Data for processing: Begin

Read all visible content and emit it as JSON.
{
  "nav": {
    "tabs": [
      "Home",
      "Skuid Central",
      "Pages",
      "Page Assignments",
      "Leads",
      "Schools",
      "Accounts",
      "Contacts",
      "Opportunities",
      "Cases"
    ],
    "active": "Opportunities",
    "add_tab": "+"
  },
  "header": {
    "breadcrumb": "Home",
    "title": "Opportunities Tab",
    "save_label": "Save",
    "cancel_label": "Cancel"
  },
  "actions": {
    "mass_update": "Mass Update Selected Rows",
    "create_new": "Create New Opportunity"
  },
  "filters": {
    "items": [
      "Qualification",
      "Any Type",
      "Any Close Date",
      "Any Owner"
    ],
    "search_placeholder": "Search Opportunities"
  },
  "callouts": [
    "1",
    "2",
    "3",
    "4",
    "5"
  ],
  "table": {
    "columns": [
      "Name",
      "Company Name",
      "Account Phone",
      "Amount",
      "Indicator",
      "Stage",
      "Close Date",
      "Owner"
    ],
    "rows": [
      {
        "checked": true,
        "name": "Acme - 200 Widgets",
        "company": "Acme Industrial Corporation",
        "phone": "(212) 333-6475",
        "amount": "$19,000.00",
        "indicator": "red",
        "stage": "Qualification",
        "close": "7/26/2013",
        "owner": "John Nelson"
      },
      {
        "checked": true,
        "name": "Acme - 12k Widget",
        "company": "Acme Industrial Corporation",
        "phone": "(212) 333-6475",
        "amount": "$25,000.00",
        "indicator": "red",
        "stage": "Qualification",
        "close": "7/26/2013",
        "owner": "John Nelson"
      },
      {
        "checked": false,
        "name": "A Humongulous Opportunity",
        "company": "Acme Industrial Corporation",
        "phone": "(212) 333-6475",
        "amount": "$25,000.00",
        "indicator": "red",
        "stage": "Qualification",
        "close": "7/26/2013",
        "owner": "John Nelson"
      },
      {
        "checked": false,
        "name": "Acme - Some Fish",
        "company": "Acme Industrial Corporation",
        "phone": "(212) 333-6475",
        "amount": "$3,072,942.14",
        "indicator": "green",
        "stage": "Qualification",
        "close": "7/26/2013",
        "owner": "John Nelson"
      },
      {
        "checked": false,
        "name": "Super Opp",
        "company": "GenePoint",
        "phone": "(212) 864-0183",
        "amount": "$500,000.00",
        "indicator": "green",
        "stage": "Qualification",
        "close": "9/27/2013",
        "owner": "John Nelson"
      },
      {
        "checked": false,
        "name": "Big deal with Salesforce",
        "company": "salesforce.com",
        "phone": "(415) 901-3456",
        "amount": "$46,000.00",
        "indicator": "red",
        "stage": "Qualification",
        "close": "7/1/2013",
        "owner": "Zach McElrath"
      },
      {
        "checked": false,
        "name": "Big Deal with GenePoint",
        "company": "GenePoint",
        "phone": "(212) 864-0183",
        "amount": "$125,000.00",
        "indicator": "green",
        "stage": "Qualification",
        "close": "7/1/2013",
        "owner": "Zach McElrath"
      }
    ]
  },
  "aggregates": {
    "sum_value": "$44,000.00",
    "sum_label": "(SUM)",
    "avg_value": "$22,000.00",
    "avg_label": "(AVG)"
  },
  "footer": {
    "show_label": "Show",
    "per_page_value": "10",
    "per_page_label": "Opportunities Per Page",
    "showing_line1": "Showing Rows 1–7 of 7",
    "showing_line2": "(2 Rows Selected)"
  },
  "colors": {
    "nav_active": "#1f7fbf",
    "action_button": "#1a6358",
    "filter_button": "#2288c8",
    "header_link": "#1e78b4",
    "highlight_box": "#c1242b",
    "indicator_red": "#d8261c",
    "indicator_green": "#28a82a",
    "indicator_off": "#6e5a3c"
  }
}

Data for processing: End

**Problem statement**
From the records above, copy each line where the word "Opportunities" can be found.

**Answer space**
      "Opportunities",
    "active": "Opportunities",
    "title": "Opportunities Tab",
    "search_placeholder": "Search Opportunities"
    "per_page_label": "Opportunities Per Page",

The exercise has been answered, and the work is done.